--- DATA IN THIS EXERCISE ---

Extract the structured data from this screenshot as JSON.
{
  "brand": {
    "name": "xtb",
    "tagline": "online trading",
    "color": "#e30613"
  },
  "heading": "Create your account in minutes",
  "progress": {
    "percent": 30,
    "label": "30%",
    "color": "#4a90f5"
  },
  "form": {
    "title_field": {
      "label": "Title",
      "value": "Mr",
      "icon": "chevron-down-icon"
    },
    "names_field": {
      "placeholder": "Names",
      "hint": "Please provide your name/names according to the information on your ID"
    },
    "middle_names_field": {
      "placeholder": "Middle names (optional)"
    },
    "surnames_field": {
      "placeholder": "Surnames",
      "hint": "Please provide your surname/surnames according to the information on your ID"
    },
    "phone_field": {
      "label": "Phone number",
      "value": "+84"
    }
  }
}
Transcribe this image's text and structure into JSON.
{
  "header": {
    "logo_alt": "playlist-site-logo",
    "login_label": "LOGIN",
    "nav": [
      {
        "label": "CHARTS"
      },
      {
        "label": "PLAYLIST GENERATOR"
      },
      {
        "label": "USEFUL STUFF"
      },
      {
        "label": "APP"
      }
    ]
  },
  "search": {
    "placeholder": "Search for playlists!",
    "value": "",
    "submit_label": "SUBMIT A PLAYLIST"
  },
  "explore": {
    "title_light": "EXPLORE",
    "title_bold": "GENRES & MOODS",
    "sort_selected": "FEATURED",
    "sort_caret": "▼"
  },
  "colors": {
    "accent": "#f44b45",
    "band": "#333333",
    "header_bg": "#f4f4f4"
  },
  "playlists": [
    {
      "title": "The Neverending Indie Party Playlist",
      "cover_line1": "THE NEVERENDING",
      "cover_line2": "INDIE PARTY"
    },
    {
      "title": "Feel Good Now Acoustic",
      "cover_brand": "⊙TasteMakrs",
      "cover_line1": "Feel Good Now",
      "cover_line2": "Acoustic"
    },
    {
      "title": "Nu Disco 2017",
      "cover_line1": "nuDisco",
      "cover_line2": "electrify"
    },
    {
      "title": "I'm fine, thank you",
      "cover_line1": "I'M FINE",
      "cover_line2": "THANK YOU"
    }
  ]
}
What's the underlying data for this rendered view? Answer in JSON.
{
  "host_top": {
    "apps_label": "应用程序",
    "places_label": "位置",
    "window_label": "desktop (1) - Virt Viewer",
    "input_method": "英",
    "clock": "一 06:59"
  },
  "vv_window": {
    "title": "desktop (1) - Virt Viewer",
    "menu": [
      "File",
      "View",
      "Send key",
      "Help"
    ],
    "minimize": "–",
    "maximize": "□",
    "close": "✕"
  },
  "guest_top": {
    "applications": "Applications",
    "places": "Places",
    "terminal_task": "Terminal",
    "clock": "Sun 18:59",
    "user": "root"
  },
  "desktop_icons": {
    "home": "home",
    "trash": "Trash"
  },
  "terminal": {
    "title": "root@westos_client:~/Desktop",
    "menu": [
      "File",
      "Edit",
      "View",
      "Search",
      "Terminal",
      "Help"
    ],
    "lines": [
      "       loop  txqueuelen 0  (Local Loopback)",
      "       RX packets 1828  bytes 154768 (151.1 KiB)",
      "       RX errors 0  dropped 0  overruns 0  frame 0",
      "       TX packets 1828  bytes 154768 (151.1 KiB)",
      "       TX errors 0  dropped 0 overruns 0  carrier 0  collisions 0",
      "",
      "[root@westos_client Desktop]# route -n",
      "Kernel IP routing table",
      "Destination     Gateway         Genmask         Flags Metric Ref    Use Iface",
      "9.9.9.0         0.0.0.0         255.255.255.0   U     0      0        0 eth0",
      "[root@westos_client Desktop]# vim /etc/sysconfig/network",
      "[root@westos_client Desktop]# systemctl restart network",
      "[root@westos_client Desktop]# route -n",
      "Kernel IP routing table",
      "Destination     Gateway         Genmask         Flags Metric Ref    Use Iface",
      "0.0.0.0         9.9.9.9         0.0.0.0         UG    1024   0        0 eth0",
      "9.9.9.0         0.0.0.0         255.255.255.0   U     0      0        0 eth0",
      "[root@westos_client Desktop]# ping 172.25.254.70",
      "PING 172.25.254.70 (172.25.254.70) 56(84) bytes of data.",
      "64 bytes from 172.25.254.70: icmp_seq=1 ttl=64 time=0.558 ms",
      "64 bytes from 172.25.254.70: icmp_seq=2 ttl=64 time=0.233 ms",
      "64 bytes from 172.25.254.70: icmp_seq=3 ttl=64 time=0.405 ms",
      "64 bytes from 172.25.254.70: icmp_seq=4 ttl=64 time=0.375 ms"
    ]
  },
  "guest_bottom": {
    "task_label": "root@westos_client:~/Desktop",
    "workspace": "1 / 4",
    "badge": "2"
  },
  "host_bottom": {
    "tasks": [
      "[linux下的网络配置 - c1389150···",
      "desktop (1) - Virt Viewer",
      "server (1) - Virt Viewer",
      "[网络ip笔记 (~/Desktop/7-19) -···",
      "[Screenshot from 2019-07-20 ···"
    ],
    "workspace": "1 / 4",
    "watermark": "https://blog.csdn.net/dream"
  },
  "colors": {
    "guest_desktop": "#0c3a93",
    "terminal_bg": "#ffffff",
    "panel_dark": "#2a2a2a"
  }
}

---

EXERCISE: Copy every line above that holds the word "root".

SOLUTION TO THE PROBLEM:
    "user": "root"
    "title": "root@westos_client:~/Desktop",
      "[root@westos_client Desktop]# route -n",
      "[root@westos_client Desktop]# vim /etc/sysconfig/network",
      "[root@westos_client Desktop]# systemctl restart network",
      "[root@westos_client Desktop]# route -n",
      "[root@westos_client Desktop]# ping 172.25.254.70",
    "task_label": "root@westos_client:~/Desktop",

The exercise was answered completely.